Dataset rows describing interfaces
****

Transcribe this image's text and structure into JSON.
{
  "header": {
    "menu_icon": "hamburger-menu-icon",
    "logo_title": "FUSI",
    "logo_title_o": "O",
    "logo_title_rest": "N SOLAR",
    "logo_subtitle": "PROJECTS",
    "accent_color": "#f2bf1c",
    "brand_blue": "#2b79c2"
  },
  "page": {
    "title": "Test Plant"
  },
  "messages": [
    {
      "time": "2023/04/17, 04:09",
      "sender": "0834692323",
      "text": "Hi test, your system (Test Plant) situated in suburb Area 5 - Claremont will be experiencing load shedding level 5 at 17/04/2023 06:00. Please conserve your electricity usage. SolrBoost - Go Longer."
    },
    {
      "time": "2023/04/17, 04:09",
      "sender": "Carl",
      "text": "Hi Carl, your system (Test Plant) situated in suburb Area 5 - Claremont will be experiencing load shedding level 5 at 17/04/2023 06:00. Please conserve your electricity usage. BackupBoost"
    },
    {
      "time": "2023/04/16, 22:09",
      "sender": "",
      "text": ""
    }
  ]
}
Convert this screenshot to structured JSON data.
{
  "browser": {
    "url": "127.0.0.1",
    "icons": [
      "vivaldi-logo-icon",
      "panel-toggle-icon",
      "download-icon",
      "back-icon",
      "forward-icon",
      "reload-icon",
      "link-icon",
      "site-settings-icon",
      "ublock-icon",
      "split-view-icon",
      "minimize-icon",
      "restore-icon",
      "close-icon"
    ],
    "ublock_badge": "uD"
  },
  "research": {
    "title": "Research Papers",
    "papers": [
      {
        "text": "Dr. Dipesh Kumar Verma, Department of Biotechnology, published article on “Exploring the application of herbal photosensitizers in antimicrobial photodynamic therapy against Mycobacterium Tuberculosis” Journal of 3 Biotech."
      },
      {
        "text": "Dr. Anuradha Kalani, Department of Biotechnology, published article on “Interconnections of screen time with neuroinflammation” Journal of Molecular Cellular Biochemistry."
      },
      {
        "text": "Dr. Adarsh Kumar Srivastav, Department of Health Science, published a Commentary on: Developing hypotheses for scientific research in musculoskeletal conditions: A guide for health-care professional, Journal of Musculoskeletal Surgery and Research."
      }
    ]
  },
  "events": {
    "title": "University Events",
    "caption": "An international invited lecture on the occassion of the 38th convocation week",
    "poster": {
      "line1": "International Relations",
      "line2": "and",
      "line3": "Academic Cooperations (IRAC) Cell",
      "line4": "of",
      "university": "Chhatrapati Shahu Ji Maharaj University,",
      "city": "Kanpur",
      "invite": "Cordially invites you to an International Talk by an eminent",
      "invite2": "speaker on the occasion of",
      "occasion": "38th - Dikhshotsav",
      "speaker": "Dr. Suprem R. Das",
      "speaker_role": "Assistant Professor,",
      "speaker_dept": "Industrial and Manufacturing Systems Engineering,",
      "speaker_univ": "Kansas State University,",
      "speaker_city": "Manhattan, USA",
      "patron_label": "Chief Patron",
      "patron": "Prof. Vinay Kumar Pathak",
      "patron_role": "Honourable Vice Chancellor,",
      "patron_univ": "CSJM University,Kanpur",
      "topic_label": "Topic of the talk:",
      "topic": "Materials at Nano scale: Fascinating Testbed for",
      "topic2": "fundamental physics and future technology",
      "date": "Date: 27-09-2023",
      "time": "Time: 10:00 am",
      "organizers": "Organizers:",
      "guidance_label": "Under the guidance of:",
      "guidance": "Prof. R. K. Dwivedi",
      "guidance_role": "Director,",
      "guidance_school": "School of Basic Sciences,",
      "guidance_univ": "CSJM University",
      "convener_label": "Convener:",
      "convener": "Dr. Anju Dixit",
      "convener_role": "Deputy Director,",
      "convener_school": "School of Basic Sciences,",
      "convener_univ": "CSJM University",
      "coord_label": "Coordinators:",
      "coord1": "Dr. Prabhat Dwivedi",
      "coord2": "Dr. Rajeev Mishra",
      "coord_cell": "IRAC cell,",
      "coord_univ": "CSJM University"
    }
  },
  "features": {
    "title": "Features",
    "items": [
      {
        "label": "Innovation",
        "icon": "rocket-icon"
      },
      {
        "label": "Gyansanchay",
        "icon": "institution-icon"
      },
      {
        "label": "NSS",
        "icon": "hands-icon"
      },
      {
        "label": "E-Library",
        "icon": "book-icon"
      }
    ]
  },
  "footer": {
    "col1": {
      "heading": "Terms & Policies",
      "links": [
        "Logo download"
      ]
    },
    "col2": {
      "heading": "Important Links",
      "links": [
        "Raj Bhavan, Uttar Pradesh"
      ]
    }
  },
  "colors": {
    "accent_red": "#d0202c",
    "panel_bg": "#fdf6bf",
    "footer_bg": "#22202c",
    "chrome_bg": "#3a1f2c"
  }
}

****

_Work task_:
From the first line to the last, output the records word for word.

_Task result_:
Transcribe this image's text and structure into JSON.
{
  "header": {
    "menu_icon": "hamburger-menu-icon",
    "logo_title": "FUSI",
    "logo_title_o": "O",
    "logo_title_rest": "N SOLAR",
    "logo_subtitle": "PROJECTS",
    "accent_color": "#f2bf1c",
    "brand_blue": "#2b79c2"
  },
  "page": {
    "title": "Test Plant"
  },
  "messages": [
    {
      "time": "2023/04/17, 04:09",
      "sender": "0834692323",
      "text": "Hi test, your system (Test Plant) situated in suburb Area 5 - Claremont will be experiencing load shedding level 5 at 17/04/2023 06:00. Please conserve your electricity usage. SolrBoost - Go Longer."
    },
    {
      "time": "2023/04/17, 04:09",
      "sender": "Carl",
      "text": "Hi Carl, your system (Test Plant) situated in suburb Area 5 - Claremont will be experiencing load shedding level 5 at 17/04/2023 06:00. Please conserve your electricity usage. BackupBoost"
    },
    {
      "time": "2023/04/16, 22:09",
      "sender": "",
      "text": ""
    }
  ]
}
Convert this screenshot to structured JSON data.
{
  "browser": {
    "url": "127.0.0.1",
    "icons": [
      "vivaldi-logo-icon",
      "panel-toggle-icon",
      "download-icon",
      "back-icon",
      "forward-icon",
      "reload-icon",
      "link-icon",
      "site-settings-icon",
      "ublock-icon",
      "split-view-icon",
      "minimize-icon",
      "restore-icon",
      "close-icon"
    ],
    "ublock_badge": "uD"
  },
  "research": {
    "title": "Research Papers",
    "papers": [
      {
        "text": "Dr. Dipesh Kumar Verma, Department of Biotechnology, published article on “Exploring the application of herbal photosensitizers in antimicrobial photodynamic therapy against Mycobacterium Tuberculosis” Journal of 3 Biotech."
      },
      {
        "text": "Dr. Anuradha Kalani, Department of Biotechnology, published article on “Interconnections of screen time with neuroinflammation” Journal of Molecular Cellular Biochemistry."
      },
      {
        "text": "Dr. Adarsh Kumar Srivastav, Department of Health Science, published a Commentary on: Developing hypotheses for scientific research in musculoskeletal conditions: A guide for health-care professional, Journal of Musculoskeletal Surgery and Research."
      }
    ]
  },
  "events": {
    "title": "University Events",
    "caption": "An international invited lecture on the occassion of the 38th convocation week",
    "poster": {
      "line1": "International Relations",
      "line2": "and",
      "line3": "Academic Cooperations (IRAC) Cell",
      "line4": "of",
      "university": "Chhatrapati Shahu Ji Maharaj University,",
      "city": "Kanpur",
      "invite": "Cordially invites you to an International Talk by an eminent",
      "invite2": "speaker on the occasion of",
      "occasion": "38th - Dikhshotsav",
      "speaker": "Dr. Suprem R. Das",
      "speaker_role": "Assistant Professor,",
      "speaker_dept": "Industrial and Manufacturing Systems Engineering,",
      "speaker_univ": "Kansas State University,",
      "speaker_city": "Manhattan, USA",
      "patron_label": "Chief Patron",
      "patron": "Prof. Vinay Kumar Pathak",
      "patron_role": "Honourable Vice Chancellor,",
      "patron_univ": "CSJM University,Kanpur",
      "topic_label": "Topic of the talk:",
      "topic": "Materials at Nano scale: Fascinating Testbed for",
      "topic2": "fundamental physics and future technology",
      "date": "Date: 27-09-2023",
      "time": "Time: 10:00 am",
      "organizers": "Organizers:",
      "guidance_label": "Under the guidance of:",
      "guidance": "Prof. R. K. Dwivedi",
      "guidance_role": "Director,",
      "guidance_school": "School of Basic Sciences,",
      "guidance_univ": "CSJM University",
      "convener_label": "Convener:",
      "convener": "Dr. Anju Dixit",
      "convener_role": "Deputy Director,",
      "convener_school": "School of Basic Sciences,",
      "convener_univ": "CSJM University",
      "coord_label": "Coordinators:",
      "coord1": "Dr. Prabhat Dwivedi",
      "coord2": "Dr. Rajeev Mishra",
      "coord_cell": "IRAC cell,",
      "coord_univ": "CSJM University"
    }
  },
  "features": {
    "title": "Features",
    "items": [
      {
        "label": "Innovation",
        "icon": "rocket-icon"
      },
      {
        "label": "Gyansanchay",
        "icon": "institution-icon"
      },
      {
        "label": "NSS",
        "icon": "hands-icon"
      },
      {
        "label": "E-Library",
        "icon": "book-icon"
      }
    ]
  },
  "footer": {
    "col1": {
      "heading": "Terms & Policies",
      "links": [
        "Logo download"
      ]
    },
    "col2": {
      "heading": "Important Links",
      "links": [
        "Raj Bhavan, Uttar Pradesh"
      ]
    }
  },
  "colors": {
    "accent_red": "#d0202c",
    "panel_bg": "#fdf6bf",
    "footer_bg": "#22202c",
    "chrome_bg": "#3a1f2c"
  }
}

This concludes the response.